The News & What it Means – Trying to Fish COOL Out of the Ashes & The Latest Soy Crop Condition Ratings

By John DePutter & Dave Milne – June 20, 2017

 

The news:

“Ranchers on Monday sued the U.S. Department of Agriculture, seeking to force meat to again be labeled if it’s produced in other countries and imported to the United States.”

– The Canadian press, June 19, 2017

 

What it means:

If it feels like we’ve been down this road before, it’s because we have.

 

Hopefully, and most likely, this is a last gasp attempt to bring back country of origin labelling (COOL), a controversial a US law that was regulated to the trash bin after the World Trade Organization ruled a number of times that it unfairly discriminated against foreign livestock.

 

Although some US producer groups – including Montana-based R-CALF, one of the groups behind the latest lawsuit – contend that American consumers should be given the opportunity to distinguish between domestic and imported beef by the label on the package – the fact is COOL simply made things worse for everyone after it was implemented in 2008.

 

Canadian producers were hurt because the added cost of segregating animals from this side of the border meant American packers paid less or avoided buying Canadian cattle altogether. In the US, it meant costly and cumbersome regulations that ultimately left the American economy vulnerable to WTO-sanctioned retaliatory trade action from both Canada and Mexico.

 

Canada has fought the COOL battle many times at the WTO and won every single time. Even in the US, a study by Kansas State University found that in the six years COOL was place, country of origin labelling had no real impact on demand for American beef, nor the price US producers got for their animals.

 

In the end, COOL was a failed experiment. As the Kansas State University concluded, consumers shop for beef based on price and appearance – not by what label it sports.

 

Ag-Alert covers cattle market developments daily. Click below for a free trial.
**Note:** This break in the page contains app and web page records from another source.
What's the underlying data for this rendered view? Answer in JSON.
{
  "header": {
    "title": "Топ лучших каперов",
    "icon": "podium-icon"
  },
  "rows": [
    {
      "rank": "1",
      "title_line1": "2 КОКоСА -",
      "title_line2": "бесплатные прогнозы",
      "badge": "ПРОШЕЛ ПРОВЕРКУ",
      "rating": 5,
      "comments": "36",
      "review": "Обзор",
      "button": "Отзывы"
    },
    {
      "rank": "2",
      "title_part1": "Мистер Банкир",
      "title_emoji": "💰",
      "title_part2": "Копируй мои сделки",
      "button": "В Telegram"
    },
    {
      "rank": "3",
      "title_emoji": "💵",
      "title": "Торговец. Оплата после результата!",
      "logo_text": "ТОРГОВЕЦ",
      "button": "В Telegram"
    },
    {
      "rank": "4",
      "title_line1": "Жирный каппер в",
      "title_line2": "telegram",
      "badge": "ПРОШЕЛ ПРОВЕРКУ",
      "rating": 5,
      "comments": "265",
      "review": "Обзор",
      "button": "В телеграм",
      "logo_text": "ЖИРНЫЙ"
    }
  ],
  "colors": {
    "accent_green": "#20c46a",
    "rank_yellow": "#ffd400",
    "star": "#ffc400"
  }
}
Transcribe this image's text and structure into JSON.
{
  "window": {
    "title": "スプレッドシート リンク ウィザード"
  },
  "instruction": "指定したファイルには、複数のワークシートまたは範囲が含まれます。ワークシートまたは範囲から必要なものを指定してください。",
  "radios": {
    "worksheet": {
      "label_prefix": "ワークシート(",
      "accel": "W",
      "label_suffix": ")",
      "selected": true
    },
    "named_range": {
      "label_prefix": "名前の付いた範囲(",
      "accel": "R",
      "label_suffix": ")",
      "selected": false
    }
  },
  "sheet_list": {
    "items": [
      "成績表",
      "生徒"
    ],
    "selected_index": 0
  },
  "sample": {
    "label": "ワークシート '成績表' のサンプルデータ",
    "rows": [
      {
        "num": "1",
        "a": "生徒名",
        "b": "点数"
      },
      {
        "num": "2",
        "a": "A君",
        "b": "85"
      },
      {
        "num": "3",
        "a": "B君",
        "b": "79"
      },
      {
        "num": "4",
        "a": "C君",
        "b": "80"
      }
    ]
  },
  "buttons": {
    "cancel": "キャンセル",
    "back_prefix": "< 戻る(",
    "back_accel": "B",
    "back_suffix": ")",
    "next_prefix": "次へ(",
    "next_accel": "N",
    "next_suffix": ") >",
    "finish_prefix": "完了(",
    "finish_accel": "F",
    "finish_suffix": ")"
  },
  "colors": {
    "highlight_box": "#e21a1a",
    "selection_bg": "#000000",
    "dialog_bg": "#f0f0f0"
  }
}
Try a FREE 3 week trial

Ag-Alert

Ag-Alert

Like a full-time professional marketing consultant for your
farm.

 

The news:

“The US soybean crop was rated 67% good to excellent as of Sunday, up a modest 1 point from a week earlier.  Last year at this time, 73% of the crop was rated good to excellent.”

– USDA, June 20 2017

 

What it means:

It means very little, this early in the season.

 

Crop ratings for soybeans in June don’t say a lot about the final average yield.

 

The condition rating found lots of interest among commodity market reporters because it came in below pre-report trade guesses for a 2-point improvement from a week ago.

 

Granted, if the rating was really high, such as 80% or so, you might reasonably slightly raise your yield expectations and lower your price ideas. Or, if the crop rating right now were to be ranked absolutely terribly, you might legitimately suspect the crop would have trouble reaching a record-smashing average yield and boost your selling price ideas.

 

But at 67% good to excellent, the US crop is in what might be called middle-of-the-road condition. It could go either way from here. As a comparison, the soybean crop condition for the past five years at this time works out to 66.2% – almost exactly where the crop stands today.

 

Of note, only 7% of the nationwide soybean crop was rated as poor to very poor, so almost nowhere is this crop being totally written off. Besides, about 11% of intended soybean acreage of the US wasn’t even planted when this USDA crop condition rating was put together.

 

Soybean yields are determined later in the season. You can have a bushy, green plant seemingly rich with yield potential in early July, only to end up with low pod counts and poor pod set due to hot, dry conditions during the flowering and podding process.

 

On the other hand, you can have a short, small plant in early July that becomes laden with multiple pods with good-sized beans, with well-timed rains in mid- or late July and August.

 

Right now, we just can’t read too much into the soybean crop ratings. This weekly soybean crop condition report got lots of press and the reports the next couple weeks will too. In reality though, the size of this year’s US soybean crop will be largely determined by the weather and crop condition from mid-July onwards.

 

Need to keep on all the latest soybean news? E-Morning Ontario and/or Good Morning Prairies have you covered!

 

Try a FREE 3 week trial

E-Morning Ontario

E-Morning Ontario

Your five minute information manager.

 

Try a FREE 3 week trial

Good Morning Prairies

Good Morning Prairies

Your five minute information manager.